**Problem to solve:**
Please retype all the data below exactly, line for line.
*** Opening Information provided ***
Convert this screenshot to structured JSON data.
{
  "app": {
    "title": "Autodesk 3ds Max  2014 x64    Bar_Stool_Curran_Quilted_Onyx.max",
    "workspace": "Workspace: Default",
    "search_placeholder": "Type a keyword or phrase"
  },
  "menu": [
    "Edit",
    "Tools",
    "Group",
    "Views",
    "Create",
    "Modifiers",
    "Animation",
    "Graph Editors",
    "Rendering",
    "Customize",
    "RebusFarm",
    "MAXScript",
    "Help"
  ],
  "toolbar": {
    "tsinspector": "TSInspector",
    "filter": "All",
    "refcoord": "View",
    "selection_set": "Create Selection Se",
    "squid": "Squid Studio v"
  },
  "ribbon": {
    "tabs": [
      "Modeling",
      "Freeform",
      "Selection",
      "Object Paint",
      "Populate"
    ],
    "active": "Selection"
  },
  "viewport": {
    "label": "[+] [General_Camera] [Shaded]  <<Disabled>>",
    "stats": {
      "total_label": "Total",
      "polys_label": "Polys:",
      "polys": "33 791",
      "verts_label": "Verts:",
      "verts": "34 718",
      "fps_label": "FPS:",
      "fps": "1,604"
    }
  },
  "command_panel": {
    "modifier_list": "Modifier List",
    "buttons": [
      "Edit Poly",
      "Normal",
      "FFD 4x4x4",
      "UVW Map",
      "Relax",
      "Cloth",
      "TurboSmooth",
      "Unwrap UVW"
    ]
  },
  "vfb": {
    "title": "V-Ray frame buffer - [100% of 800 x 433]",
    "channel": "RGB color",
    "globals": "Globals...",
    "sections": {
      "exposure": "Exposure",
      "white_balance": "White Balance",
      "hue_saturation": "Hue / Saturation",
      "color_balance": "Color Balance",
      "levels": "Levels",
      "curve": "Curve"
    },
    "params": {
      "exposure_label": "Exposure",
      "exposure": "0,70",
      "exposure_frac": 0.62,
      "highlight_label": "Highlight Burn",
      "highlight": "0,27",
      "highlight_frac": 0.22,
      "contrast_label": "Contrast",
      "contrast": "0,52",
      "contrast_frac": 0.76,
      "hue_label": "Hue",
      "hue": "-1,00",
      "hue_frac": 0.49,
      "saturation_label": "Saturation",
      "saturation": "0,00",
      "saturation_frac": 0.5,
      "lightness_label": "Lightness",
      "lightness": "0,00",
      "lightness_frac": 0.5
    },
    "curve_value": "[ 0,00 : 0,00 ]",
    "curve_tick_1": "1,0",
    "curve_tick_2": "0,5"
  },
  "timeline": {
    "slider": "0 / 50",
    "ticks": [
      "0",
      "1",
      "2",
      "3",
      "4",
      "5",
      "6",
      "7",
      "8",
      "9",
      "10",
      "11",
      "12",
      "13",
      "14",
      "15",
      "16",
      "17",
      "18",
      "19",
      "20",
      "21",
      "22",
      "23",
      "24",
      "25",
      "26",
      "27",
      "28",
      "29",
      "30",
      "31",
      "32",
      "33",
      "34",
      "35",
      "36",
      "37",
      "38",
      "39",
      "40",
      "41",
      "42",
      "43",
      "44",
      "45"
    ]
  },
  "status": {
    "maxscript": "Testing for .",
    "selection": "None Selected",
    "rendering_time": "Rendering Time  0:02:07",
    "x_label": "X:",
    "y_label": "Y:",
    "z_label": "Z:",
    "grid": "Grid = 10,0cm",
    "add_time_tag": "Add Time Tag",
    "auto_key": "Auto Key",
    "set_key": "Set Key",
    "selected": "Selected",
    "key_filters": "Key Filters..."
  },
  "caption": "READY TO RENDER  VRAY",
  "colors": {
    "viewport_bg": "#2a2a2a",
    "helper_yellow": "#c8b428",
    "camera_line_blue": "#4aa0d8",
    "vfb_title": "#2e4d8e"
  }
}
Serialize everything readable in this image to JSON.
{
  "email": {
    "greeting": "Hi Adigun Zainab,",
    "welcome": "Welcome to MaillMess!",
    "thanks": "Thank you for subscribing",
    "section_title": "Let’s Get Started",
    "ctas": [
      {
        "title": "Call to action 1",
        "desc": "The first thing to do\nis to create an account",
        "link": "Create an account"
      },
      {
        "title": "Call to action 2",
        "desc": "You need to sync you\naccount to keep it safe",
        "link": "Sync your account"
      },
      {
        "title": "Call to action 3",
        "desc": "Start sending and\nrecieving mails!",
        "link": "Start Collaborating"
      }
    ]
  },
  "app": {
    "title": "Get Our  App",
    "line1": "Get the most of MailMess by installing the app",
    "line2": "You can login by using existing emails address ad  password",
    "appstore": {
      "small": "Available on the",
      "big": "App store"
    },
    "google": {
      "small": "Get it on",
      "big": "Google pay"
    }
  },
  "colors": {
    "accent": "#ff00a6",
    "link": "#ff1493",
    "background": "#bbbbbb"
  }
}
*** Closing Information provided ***
**Exercise answer:**
Convert this screenshot to structured JSON data.
{
  "app": {
    "title": "Autodesk 3ds Max  2014 x64    Bar_Stool_Curran_Quilted_Onyx.max",
    "workspace": "Workspace: Default",
    "search_placeholder": "Type a keyword or phrase"
  },
  "menu": [
    "Edit",
    "Tools",
    "Group",
    "Views",
    "Create",
    "Modifiers",
    "Animation",
    "Graph Editors",
    "Rendering",
    "Customize",
    "RebusFarm",
    "MAXScript",
    "Help"
  ],
  "toolbar": {
    "tsinspector": "TSInspector",
    "filter": "All",
    "refcoord": "View",
    "selection_set": "Create Selection Se",
    "squid": "Squid Studio v"
  },
  "ribbon": {
    "tabs": [
      "Modeling",
      "Freeform",
      "Selection",
      "Object Paint",
      "Populate"
    ],
    "active": "Selection"
  },
  "viewport": {
    "label": "[+] [General_Camera] [Shaded]  <<Disabled>>",
    "stats": {
      "total_label": "Total",
      "polys_label": "Polys:",
      "polys": "33 791",
      "verts_label": "Verts:",
      "verts": "34 718",
      "fps_label": "FPS:",
      "fps": "1,604"
    }
  },
  "command_panel": {
    "modifier_list": "Modifier List",
    "buttons": [
      "Edit Poly",
      "Normal",
      "FFD 4x4x4",
      "UVW Map",
      "Relax",
      "Cloth",
      "TurboSmooth",
      "Unwrap UVW"
    ]
  },
  "vfb": {
    "title": "V-Ray frame buffer - [100% of 800 x 433]",
    "channel": "RGB color",
    "globals": "Globals...",
    "sections": {
      "exposure": "Exposure",
      "white_balance": "White Balance",
      "hue_saturation": "Hue / Saturation",
      "color_balance": "Color Balance",
      "levels": "Levels",
      "curve": "Curve"
    },
    "params": {
      "exposure_label": "Exposure",
      "exposure": "0,70",
      "exposure_frac": 0.62,
      "highlight_label": "Highlight Burn",
      "highlight": "0,27",
      "highlight_frac": 0.22,
      "contrast_label": "Contrast",
      "contrast": "0,52",
      "contrast_frac": 0.76,
      "hue_label": "Hue",
      "hue": "-1,00",
      "hue_frac": 0.49,
      "saturation_label": "Saturation",
      "saturation": "0,00",
      "saturation_frac": 0.5,
      "lightness_label": "Lightness",
      "lightness": "0,00",
      "lightness_frac": 0.5
    },
    "curve_value": "[ 0,00 : 0,00 ]",
    "curve_tick_1": "1,0",
    "curve_tick_2": "0,5"
  },
  "timeline": {
    "slider": "0 / 50",
    "ticks": [
      "0",
      "1",
      "2",
      "3",
      "4",
      "5",
      "6",
      "7",
      "8",
      "9",
      "10",
      "11",
      "12",
      "13",
      "14",
      "15",
      "16",
      "17",
      "18",
      "19",
      "20",
      "21",
      "22",
      "23",
      "24",
      "25",
      "26",
      "27",
      "28",
      "29",
      "30",
      "31",
      "32",
      "33",
      "34",
      "35",
      "36",
      "37",
      "38",
      "39",
      "40",
      "41",
      "42",
      "43",
      "44",
      "45"
    ]
  },
  "status": {
    "maxscript": "Testing for .",
    "selection": "None Selected",
    "rendering_time": "Rendering Time  0:02:07",
    "x_label": "X:",
    "y_label": "Y:",
    "z_label": "Z:",
    "grid": "Grid = 10,0cm",
    "add_time_tag": "Add Time Tag",
    "auto_key": "Auto Key",
    "set_key": "Set Key",
    "selected": "Selected",
    "key_filters": "Key Filters..."
  },
  "caption": "READY TO RENDER  VRAY",
  "colors": {
    "viewport_bg": "#2a2a2a",
    "helper_yellow": "#c8b428",
    "camera_line_blue": "#4aa0d8",
    "vfb_title": "#2e4d8e"
  }
}
Serialize everything readable in this image to JSON.
{
  "email": {
    "greeting": "Hi Adigun Zainab,",
    "welcome": "Welcome to MaillMess!",
    "thanks": "Thank you for subscribing",
    "section_title": "Let’s Get Started",
    "ctas": [
      {
        "title": "Call to action 1",
        "desc": "The first thing to do\nis to create an account",
        "link": "Create an account"
      },
      {
        "title": "Call to action 2",
        "desc": "You need to sync you\naccount to keep it safe",
        "link": "Sync your account"
      },
      {
        "title": "Call to action 3",
        "desc": "Start sending and\nrecieving mails!",
        "link": "Start Collaborating"
      }
    ]
  },
  "app": {
    "title": "Get Our  App",
    "line1": "Get the most of MailMess by installing the app",
    "line2": "You can login by using existing emails address ad  password",
    "appstore": {
      "small": "Available on the",
      "big": "App store"
    },
    "google": {
      "small": "Get it on",
      "big": "Google pay"
    }
  },
  "colors": {
    "accent": "#ff00a6",
    "link": "#ff1493",
    "background": "#bbbbbb"
  }
}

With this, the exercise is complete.